The toolchain is (old!) commercial software: PADS PowerLogic for schematic design, PADS PowerPCB for PCB-design, CircuitCam for converting the gerbers to HPGL, which BoardMaster uses to drive the mill (over RS232).
For general purpose 3D CAD at work we have Vertex (a Finnish Inventor/SolidWorks clone) and I used it to draw a model of the amplifier:
The size of the PCB and enclosure is mostly limited by how much of the powersupply one wants on-board, and how big connectors one wants to use. I'm using a standard BNC connector (SMA would have been smaller). The board is powered by a +9...18VDC supply which is DC2DC converted into +/-12 V and then regulated to +/- 5 V for the op-amp circuit. The box at the front is an RF shield for the amplifier itself. Light enters through an 8 mm hole in the face-plate and hits a TO-18 mounted photodiode. More on the circuit later.
The enclosure is 48 mm in diameter with a 16 mm thick face-plate, a 4 mm thick back-plate, and the body (55 mm length) bored out to an inner-diameter of 34 mm. The body should fit a 25x54mm PCB. The end-plates are attached to the body with five M3 screws on a 40 mm diameter bolt-circle. There is an M6 thread on the bottom of the face-plate, for attaching the amplifier to an optical-table or other instrumentation.
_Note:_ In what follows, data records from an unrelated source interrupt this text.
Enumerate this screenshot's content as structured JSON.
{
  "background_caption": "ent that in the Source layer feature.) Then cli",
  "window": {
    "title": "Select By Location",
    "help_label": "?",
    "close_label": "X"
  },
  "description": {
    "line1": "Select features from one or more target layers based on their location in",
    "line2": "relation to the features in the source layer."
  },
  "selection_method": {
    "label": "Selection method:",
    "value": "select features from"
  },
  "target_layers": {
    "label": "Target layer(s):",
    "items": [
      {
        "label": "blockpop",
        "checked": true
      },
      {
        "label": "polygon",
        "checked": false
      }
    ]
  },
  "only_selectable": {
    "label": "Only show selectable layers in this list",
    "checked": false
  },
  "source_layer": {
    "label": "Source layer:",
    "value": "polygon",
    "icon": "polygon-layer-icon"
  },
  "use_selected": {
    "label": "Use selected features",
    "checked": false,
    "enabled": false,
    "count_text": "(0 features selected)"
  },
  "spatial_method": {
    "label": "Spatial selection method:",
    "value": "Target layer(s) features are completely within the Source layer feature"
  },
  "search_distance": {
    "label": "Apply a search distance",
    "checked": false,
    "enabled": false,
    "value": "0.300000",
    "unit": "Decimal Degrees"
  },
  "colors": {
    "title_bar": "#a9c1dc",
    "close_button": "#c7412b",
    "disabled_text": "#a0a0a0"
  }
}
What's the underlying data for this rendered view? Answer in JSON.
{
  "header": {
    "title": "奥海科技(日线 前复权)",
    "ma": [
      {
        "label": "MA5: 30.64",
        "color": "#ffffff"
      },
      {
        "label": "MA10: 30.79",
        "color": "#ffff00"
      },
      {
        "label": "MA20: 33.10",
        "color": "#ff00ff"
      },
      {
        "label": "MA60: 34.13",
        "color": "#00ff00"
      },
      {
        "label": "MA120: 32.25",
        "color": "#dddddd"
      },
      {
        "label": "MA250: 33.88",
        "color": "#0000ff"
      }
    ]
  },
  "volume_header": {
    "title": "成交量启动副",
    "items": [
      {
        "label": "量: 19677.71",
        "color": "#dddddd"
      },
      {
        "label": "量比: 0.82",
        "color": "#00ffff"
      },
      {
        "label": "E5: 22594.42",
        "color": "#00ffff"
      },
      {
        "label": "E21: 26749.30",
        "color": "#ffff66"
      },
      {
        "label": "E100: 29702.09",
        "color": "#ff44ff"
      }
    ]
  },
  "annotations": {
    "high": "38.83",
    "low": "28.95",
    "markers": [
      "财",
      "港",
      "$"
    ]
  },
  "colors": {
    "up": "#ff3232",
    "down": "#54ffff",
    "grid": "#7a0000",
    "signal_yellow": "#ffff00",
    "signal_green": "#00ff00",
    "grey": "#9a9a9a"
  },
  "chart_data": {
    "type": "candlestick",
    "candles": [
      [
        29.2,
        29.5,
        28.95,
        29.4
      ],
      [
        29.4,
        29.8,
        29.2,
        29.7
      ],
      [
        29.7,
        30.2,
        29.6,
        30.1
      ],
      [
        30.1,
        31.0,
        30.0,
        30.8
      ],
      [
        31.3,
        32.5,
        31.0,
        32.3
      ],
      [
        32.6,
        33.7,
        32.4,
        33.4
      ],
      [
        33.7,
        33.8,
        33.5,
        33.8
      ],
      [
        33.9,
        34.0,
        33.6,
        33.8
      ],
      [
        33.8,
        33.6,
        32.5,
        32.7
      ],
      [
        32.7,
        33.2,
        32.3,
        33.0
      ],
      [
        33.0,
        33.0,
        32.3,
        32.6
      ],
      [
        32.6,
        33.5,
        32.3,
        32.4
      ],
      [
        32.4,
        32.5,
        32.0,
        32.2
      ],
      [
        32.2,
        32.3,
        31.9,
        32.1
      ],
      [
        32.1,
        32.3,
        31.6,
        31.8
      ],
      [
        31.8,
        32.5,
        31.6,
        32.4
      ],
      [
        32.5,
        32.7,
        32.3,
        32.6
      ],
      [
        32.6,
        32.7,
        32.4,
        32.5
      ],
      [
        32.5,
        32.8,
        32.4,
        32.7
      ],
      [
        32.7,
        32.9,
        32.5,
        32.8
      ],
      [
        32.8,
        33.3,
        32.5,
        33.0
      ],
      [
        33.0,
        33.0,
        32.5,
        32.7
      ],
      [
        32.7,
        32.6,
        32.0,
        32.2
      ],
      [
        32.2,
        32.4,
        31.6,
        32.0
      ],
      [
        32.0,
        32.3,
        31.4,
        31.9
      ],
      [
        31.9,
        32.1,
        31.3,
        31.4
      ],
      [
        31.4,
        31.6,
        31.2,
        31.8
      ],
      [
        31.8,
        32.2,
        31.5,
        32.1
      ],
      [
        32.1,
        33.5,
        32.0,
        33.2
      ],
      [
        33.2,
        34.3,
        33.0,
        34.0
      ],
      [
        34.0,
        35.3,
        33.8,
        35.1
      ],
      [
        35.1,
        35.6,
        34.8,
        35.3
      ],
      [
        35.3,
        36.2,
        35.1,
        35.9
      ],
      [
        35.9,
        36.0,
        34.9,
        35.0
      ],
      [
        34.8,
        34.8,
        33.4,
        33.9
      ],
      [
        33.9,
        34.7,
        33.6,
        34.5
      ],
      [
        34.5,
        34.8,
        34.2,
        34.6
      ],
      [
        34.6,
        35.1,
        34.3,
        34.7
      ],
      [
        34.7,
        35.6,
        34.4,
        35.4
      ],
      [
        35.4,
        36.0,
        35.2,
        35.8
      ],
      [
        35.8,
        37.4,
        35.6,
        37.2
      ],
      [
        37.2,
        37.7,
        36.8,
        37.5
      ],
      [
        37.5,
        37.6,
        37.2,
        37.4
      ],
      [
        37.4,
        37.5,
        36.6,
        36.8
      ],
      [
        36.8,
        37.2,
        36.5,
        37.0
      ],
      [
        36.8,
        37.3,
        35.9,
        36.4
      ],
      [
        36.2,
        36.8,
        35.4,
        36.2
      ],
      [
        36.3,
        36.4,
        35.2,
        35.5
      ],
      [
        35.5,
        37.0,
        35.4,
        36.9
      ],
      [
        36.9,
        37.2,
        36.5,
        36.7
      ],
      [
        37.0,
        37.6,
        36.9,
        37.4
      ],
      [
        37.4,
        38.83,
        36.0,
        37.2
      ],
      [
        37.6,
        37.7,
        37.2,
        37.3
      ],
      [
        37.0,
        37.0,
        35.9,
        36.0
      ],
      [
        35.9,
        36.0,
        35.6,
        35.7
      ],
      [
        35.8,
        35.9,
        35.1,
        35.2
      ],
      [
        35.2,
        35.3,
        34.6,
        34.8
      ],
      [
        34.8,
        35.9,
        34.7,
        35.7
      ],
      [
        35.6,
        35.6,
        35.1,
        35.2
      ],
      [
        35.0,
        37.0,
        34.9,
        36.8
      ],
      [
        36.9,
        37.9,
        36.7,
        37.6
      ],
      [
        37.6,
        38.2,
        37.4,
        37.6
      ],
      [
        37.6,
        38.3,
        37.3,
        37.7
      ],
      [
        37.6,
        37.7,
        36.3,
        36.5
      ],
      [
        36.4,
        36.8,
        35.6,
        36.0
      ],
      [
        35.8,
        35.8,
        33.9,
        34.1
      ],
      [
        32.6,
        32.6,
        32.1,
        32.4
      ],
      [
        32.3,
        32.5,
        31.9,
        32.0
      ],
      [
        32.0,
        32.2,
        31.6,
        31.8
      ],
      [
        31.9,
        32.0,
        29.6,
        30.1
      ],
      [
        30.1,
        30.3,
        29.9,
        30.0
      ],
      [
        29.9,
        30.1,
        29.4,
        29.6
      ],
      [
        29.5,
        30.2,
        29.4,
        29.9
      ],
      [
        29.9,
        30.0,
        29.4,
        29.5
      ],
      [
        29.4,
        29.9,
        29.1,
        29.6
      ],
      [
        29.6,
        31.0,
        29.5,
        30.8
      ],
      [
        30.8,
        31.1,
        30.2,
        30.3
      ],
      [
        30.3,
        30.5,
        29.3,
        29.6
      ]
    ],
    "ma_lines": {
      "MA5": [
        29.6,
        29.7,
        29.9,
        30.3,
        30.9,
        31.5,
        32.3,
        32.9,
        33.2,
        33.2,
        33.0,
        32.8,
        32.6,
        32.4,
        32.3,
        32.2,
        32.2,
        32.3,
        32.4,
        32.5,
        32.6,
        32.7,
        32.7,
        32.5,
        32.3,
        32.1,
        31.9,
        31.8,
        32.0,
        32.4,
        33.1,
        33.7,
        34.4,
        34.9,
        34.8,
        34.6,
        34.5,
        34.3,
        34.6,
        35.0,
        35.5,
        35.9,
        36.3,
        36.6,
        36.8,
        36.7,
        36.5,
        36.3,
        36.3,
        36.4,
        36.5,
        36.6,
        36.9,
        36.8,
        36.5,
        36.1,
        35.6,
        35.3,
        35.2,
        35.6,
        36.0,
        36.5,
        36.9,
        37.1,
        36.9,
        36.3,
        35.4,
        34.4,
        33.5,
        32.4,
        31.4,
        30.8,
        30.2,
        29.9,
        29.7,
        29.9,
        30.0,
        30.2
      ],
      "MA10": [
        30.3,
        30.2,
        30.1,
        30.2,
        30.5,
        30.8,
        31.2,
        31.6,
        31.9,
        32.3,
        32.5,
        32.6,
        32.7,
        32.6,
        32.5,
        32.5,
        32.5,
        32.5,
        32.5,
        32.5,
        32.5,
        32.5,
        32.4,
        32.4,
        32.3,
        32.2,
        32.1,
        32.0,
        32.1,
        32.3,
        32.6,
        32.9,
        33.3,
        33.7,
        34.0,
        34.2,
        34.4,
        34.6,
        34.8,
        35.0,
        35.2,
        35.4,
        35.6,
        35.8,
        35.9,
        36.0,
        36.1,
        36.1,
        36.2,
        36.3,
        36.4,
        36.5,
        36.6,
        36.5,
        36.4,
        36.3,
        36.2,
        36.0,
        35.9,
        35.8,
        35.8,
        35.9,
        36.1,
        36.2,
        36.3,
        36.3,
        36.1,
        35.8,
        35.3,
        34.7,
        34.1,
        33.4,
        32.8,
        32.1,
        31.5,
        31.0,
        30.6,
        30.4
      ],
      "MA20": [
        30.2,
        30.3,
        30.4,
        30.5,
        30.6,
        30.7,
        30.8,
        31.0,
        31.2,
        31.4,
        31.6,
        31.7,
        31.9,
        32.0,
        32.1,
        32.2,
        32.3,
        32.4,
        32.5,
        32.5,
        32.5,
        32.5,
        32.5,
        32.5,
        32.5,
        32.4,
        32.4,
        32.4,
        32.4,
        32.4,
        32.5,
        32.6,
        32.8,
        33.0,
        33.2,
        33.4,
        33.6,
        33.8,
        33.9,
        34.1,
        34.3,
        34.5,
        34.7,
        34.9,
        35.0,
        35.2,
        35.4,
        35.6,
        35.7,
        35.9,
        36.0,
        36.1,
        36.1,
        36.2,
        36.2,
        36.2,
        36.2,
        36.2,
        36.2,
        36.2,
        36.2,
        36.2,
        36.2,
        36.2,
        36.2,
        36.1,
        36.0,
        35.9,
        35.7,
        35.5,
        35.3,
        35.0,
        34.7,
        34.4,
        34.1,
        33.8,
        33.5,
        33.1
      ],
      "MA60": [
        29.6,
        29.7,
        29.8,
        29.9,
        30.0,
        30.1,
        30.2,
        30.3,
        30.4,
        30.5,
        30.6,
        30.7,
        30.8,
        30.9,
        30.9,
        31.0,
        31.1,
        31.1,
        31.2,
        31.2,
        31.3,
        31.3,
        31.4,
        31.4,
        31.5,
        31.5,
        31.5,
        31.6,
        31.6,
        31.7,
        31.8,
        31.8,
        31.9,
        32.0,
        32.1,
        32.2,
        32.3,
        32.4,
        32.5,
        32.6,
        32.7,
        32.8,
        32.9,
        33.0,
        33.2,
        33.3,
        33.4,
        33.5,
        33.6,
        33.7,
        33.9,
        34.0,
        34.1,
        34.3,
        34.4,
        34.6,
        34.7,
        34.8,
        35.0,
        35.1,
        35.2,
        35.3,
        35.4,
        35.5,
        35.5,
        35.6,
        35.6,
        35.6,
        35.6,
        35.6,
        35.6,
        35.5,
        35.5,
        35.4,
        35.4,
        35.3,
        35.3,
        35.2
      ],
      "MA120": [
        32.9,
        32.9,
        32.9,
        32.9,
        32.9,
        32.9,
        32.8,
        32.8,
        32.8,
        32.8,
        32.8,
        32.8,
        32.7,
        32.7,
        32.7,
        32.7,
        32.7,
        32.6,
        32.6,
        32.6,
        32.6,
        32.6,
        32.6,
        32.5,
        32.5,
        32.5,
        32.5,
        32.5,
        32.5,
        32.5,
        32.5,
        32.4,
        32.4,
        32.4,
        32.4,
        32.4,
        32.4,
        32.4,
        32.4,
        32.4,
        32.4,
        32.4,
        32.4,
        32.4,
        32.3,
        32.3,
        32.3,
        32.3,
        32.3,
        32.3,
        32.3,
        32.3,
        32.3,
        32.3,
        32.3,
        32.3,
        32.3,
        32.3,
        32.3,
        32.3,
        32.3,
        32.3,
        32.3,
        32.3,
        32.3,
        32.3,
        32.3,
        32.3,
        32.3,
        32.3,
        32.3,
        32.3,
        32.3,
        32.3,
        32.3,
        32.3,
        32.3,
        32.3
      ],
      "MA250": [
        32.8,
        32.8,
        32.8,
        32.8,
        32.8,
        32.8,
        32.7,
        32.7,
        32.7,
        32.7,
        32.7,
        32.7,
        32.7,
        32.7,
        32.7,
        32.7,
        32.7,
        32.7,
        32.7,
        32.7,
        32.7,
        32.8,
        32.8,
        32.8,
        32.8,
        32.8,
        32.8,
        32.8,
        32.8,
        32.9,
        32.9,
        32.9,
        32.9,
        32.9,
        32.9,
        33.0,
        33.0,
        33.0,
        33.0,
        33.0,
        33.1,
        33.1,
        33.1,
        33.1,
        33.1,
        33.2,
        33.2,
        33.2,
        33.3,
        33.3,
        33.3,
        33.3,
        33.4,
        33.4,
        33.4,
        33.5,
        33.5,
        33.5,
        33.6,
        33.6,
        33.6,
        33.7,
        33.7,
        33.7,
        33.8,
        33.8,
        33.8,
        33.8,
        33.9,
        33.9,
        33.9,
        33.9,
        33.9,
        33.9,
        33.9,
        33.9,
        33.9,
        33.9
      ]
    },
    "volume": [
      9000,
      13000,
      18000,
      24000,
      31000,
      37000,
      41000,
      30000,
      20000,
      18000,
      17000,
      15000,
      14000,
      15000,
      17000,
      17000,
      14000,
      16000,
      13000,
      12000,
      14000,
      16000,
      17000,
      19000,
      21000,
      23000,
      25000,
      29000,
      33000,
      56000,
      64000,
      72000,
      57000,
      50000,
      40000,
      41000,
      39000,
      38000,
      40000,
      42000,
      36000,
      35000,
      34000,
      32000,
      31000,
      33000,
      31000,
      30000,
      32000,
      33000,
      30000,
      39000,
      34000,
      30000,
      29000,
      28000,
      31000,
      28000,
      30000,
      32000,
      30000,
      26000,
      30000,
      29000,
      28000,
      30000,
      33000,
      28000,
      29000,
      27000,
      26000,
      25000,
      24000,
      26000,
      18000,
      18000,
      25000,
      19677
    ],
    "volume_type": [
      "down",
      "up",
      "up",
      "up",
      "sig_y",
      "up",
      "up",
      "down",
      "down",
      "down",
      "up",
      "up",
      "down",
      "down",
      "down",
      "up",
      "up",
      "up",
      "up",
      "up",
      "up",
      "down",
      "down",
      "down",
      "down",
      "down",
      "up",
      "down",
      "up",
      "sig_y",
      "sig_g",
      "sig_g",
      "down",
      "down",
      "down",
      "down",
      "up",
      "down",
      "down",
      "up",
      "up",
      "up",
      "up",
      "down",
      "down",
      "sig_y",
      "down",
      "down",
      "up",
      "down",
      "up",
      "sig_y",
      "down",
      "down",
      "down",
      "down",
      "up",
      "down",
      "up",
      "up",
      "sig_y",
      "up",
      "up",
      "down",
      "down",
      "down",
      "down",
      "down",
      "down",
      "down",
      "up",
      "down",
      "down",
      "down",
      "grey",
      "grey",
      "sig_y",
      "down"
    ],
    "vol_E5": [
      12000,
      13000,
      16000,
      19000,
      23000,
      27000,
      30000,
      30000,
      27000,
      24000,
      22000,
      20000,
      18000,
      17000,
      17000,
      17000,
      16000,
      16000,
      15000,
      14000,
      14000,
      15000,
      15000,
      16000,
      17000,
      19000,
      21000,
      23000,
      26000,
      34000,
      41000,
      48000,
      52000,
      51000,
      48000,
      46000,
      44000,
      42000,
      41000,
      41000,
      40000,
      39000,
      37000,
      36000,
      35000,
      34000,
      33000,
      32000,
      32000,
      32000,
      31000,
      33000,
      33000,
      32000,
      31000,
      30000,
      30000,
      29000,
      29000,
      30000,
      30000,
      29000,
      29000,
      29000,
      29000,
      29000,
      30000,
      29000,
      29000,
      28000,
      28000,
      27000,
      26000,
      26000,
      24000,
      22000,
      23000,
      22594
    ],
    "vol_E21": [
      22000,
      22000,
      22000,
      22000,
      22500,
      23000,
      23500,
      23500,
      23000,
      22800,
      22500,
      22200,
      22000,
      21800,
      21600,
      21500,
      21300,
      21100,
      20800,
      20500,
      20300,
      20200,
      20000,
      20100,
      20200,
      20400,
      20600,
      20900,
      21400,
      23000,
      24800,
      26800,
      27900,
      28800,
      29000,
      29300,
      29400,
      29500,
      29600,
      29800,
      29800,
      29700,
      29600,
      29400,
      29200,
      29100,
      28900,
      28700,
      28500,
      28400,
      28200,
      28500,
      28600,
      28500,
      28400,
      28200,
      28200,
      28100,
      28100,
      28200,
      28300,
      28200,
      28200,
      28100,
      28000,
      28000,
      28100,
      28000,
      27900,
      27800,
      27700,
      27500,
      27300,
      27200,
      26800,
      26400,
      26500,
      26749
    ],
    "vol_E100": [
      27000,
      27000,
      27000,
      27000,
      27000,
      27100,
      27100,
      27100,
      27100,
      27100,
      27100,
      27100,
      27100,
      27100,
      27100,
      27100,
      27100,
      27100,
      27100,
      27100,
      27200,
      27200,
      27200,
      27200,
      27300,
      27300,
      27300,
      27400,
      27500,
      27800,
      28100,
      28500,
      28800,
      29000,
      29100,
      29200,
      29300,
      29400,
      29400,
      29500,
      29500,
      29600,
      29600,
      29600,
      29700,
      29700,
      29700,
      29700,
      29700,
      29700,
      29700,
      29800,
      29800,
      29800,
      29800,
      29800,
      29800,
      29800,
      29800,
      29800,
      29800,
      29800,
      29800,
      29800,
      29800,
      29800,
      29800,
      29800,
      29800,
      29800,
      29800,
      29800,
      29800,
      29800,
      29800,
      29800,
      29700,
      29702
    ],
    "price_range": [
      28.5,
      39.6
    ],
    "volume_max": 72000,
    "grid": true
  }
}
I made two of these from 50 mm aluminium round-bar on a manual lathe and mill (using a rotary table for the holes/threads).
Note: for manual machining five evenly spaced holes the angle-sequence is: 0 - 72 - 144 - 216 - 288 - 0.
I'm thinking about polishing these a bit and then anodizing them. But for RF-shielding the contact-surfaces of all three parts would then have to be sanded/milled-down after andoizing. to ensure good electrical conductivity between the parts.